--- Required work ---
Return every line from the records below in which the word "USER" is found.

* * *

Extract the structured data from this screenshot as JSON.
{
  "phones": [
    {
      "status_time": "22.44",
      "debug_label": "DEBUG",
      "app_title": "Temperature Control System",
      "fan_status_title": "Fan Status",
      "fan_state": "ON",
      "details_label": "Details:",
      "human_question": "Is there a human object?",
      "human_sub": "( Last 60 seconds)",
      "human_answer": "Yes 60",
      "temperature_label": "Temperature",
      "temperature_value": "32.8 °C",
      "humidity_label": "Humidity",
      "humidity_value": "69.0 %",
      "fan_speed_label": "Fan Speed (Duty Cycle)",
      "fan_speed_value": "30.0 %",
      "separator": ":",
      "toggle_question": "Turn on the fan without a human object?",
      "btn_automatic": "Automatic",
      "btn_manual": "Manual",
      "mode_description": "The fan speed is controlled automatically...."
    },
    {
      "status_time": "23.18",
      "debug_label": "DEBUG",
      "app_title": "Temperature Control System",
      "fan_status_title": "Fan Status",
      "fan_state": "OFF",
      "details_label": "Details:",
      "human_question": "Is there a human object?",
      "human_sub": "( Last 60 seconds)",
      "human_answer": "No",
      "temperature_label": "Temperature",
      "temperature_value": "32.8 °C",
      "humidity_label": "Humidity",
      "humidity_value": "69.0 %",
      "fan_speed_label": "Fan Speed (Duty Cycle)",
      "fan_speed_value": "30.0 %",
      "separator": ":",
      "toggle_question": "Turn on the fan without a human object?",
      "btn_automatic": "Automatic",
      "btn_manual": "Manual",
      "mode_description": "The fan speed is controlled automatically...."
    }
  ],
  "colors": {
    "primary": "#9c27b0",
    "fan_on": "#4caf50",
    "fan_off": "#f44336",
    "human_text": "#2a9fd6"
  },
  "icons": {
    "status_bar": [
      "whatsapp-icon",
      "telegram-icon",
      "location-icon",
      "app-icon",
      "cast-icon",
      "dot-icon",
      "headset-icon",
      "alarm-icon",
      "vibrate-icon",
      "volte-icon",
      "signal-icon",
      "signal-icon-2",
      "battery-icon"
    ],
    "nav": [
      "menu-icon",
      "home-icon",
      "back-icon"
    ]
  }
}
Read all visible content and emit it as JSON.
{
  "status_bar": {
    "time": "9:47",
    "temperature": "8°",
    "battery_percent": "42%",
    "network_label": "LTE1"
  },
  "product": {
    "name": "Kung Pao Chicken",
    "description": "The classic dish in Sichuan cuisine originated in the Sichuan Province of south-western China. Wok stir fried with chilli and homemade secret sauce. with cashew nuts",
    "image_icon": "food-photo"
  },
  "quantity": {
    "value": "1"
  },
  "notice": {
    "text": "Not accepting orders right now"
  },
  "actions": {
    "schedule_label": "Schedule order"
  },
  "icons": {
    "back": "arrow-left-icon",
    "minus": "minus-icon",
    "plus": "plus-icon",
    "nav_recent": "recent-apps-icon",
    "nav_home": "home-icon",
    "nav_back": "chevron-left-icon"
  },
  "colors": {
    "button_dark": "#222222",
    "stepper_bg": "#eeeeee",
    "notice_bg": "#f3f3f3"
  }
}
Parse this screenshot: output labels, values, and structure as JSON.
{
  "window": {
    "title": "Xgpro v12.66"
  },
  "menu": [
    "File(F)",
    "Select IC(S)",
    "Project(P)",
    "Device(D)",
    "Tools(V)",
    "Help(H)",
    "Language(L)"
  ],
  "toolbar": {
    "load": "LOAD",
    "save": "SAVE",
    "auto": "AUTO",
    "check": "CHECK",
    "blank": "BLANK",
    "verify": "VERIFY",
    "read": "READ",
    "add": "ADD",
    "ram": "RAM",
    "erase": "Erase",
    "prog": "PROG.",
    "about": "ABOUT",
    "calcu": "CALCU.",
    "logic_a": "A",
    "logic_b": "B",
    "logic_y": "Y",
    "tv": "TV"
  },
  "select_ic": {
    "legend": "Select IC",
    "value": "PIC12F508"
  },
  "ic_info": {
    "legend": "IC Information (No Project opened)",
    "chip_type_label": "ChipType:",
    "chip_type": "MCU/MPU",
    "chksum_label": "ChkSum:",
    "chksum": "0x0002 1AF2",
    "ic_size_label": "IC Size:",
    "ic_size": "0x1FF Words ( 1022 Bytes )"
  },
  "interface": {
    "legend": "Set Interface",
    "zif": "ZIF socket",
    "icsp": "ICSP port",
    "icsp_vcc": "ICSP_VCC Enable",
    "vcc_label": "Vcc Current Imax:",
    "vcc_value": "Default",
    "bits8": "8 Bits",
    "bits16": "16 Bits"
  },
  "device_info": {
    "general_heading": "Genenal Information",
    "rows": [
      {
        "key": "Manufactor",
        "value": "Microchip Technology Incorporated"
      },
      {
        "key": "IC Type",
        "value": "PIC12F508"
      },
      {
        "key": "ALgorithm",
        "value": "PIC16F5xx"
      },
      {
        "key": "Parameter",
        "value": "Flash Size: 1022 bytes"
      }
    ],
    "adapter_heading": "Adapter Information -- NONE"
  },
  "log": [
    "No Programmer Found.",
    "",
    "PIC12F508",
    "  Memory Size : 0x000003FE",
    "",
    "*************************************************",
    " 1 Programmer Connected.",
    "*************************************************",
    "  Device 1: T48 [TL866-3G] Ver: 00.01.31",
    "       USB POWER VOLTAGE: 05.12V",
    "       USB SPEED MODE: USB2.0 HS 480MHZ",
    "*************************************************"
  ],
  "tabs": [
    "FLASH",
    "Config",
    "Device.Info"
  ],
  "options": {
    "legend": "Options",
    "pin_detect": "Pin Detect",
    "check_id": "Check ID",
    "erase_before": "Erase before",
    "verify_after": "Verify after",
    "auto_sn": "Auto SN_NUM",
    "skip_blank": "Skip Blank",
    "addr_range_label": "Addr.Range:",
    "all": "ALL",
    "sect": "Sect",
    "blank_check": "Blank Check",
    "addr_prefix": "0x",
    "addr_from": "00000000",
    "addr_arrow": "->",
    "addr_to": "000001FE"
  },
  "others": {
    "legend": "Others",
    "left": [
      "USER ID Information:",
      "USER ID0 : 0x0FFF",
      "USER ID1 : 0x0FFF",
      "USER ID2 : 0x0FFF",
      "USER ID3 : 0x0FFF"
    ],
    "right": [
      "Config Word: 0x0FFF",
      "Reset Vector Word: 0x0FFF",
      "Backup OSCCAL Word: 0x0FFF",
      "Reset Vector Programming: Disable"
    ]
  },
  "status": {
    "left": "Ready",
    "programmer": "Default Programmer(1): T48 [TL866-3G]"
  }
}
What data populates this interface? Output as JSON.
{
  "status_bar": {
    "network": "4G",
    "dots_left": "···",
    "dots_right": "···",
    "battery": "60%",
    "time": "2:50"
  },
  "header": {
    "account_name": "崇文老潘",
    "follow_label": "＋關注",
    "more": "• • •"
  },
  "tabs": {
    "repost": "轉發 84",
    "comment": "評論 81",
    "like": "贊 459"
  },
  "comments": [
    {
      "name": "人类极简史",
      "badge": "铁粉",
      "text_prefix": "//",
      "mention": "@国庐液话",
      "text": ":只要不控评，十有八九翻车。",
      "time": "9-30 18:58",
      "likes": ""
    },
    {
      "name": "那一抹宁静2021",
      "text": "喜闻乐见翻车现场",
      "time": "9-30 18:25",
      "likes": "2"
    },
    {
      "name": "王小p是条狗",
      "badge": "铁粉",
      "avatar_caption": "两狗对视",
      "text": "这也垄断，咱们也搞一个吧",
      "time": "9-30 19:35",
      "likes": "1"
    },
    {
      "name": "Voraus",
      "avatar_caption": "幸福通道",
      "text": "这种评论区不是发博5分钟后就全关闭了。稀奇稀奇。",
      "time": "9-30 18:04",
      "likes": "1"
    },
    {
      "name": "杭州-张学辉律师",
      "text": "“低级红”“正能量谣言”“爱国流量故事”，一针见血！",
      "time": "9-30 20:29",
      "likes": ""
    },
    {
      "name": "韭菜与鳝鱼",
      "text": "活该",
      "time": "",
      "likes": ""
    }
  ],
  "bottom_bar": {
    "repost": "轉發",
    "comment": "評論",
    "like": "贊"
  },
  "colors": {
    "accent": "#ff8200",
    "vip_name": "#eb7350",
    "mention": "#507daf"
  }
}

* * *

--- Task result ---
      "USER ID Information:",
      "USER ID0 : 0x0FFF",
      "USER ID1 : 0x0FFF",
      "USER ID2 : 0x0FFF",
      "USER ID3 : 0x0FFF"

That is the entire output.